The tightrope between rock stardom and artistic exploration.
Lindsey Buckingham has been leading a double life for the last three decades, crafting classic-rock rhapsodies with Fleetwood Mac while tending the fertile fields of his more eccentric solo recordings. The latest of the latter, Seeds We Sow (out now on his own Buckingham Records), was sung, played, and produced in its entirety by Buckingham, and it finds him digging into everything from pin-drop acoustic ballads to effervescent pop gems. We talked with the Fleetwood frontman about walking the tightrope between rock stardom and artistic exploration.
CM: Seeds We Sow is your first-ever independent release. What has it been like navigating between the two sides of your career: Fleetwood Mac and your solo projects?
LB: With the solo work there was always a deaf ear that was turned by Warner Brothers to a point, because I think they were always more concerned with getting back to what was perceived as the "real work," which was Fleetwood Mac. It's almost like having two different processes to draw from, in order to walk the line between the big and the small machine. The solo work, there's never an expectation that it's gonna go through the roof on a commercial level, it's for a far fewer number of ears.
You'll be touring in support of this album. Is it easier to expose your audience to new material in your solo shows than at a Fleetwood Mac concert?
I have found that. And I think probably it's a little easier for me than it would be for Fleetwood Mac, because I think that people who come to see me are slightly more tuned in to wanting to hear something new, and something a little bit off-the-radar. I think they expect it of me. They're intrigued and excited to hear something new. When you're playing in an arena for people that are there to hear a body of work that they know, that's one thing. When you have also made albums that are far more esoteric, and you're seen as having this more eccentric side, I think when you go out and tour solo you're playing for that faction who appreciates what that is. Of course it's a much smaller faction -- there's no way I can fill an arena; we're playing theaters.
What do you like best about Seeds We Sow?
One of the things I'm quite happy with on this album is the lyrics.

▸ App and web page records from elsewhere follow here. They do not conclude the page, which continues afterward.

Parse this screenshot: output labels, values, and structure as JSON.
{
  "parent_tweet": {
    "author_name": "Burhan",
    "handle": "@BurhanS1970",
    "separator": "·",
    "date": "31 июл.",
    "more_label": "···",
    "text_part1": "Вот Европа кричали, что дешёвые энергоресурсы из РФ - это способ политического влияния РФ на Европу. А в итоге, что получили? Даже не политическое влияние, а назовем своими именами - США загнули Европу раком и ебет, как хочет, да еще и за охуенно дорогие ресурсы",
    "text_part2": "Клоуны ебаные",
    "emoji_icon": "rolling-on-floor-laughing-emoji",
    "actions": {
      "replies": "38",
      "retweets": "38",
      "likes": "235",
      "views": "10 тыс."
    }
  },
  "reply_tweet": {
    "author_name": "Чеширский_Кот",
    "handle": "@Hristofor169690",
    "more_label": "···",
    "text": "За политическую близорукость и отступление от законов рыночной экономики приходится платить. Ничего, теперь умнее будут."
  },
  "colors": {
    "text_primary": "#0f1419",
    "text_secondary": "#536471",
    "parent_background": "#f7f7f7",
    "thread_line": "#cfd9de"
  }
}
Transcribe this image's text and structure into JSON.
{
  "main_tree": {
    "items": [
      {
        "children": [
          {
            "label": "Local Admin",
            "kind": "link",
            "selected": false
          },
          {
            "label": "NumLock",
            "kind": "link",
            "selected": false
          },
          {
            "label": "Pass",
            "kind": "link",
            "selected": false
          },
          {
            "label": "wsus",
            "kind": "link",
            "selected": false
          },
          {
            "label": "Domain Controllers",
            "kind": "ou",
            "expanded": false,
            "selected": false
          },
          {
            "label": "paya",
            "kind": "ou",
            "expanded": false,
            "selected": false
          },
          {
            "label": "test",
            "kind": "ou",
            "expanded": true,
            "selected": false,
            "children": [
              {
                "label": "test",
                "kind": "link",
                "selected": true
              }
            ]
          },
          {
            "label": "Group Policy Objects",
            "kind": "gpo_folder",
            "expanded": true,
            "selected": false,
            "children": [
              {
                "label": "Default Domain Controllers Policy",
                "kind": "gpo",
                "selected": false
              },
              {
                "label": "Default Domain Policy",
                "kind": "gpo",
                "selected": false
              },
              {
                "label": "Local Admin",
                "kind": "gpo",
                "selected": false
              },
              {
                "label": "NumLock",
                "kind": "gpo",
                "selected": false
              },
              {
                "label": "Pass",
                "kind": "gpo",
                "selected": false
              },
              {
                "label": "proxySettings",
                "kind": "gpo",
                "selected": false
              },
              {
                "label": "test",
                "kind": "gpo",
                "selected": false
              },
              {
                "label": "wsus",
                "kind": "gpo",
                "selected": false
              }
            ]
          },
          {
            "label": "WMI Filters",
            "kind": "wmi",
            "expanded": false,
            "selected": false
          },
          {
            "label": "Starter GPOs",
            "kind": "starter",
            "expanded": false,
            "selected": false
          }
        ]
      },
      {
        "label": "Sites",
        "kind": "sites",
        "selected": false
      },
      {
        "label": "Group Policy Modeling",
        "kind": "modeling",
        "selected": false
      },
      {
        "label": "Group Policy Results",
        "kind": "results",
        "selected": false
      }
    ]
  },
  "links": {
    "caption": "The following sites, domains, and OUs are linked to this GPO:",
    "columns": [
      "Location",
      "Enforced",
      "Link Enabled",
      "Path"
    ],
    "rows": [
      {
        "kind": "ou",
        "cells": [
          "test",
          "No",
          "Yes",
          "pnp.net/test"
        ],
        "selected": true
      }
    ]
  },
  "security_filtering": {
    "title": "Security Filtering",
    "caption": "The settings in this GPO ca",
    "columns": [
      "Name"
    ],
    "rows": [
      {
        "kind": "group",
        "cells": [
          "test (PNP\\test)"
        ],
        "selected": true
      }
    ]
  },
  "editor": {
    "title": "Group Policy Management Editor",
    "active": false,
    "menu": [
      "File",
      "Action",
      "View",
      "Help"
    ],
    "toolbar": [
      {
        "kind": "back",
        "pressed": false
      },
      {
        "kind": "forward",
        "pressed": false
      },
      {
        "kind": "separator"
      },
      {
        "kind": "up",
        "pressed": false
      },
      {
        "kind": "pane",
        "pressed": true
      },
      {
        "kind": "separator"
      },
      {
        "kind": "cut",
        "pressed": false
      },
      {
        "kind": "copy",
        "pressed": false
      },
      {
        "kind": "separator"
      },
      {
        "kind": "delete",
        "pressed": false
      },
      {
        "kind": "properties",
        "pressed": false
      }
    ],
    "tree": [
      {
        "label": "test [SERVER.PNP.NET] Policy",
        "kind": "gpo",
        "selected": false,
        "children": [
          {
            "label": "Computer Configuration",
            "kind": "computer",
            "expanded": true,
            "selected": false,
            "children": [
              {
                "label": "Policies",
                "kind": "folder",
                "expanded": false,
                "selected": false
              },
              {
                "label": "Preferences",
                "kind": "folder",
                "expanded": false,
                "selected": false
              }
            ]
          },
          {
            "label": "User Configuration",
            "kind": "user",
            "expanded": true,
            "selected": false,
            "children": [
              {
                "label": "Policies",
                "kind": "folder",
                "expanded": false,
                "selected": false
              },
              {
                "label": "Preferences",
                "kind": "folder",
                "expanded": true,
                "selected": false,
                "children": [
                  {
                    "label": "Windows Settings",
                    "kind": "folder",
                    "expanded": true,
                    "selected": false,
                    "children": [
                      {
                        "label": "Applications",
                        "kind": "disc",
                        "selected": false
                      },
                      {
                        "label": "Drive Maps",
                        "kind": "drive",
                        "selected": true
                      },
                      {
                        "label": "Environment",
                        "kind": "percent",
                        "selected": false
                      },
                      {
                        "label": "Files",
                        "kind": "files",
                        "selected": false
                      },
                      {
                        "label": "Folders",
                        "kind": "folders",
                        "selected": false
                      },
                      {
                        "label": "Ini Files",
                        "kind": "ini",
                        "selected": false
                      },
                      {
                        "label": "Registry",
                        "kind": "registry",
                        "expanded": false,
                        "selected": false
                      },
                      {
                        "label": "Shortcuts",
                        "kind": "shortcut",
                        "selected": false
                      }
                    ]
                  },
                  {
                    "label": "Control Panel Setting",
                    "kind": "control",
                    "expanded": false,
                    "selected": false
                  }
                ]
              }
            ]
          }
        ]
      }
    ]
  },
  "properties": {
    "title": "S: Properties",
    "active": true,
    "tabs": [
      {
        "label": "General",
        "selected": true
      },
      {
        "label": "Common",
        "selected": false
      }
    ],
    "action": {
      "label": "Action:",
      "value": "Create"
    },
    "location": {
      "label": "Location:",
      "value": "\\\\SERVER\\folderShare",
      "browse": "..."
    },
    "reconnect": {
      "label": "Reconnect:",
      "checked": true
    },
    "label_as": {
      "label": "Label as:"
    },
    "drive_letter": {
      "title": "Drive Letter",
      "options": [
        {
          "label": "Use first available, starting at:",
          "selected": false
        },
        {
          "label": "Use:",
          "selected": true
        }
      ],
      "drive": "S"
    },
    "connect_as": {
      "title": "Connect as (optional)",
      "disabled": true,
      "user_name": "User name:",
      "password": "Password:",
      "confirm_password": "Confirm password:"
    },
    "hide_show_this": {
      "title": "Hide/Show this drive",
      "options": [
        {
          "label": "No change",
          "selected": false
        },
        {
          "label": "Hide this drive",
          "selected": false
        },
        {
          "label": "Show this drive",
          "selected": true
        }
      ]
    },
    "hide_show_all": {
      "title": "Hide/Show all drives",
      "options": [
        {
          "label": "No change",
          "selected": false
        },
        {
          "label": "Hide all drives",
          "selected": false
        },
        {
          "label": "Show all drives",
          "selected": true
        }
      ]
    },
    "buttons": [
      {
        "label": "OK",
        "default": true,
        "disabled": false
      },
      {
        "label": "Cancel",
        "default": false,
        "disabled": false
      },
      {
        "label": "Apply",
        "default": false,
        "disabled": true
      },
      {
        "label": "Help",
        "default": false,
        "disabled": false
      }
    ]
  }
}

They're more open to interpretation, in some ways more obscure, more of a Rorschach test for whoever happens to be picking up on what they are.
"One Take" is a strikingly dark character study. What can you say about the song's subject?
It certainly isn't me. It's basically just about the idea of someone who is perhaps exploitive, perhaps completely money-oriented, a bit smug about it, and doing whatever he can to advance the cause of disproportionate wealth, shall we say (laughs).
"She Smiled Sweetly" is the second late-‘60s Rolling Stones song you've covered in the last few years - what's the fascination?
Between the Buttons was one of my favorite albums of theirs. I think Brian [Jones] had a lot to do with it. He really did shine for a brief period where you could really distinguish what he was doing above and beyond what Keith [Richards] was doing in terms of record making. There was a period where they got very European -- not just their production -- I think it impacted the songwriting, songs like "Ruby Tuesday." For some reason I gravitated towards that period.
Will we be hearing from Fleetwood Mac again anytime soon?
There's nothing on the books, we haven't gotten together and said, "Yeah, let's do this." But the funny thing about this album...I didn't have any agenda to make an album, the time opened up and I used the time, but I think there was always a loose understanding that the band would reconvene once these projects were off the books. I'm going on the road in September for a few months, so after the holidays I would be surprised if there wasn't some sort of plan to do something.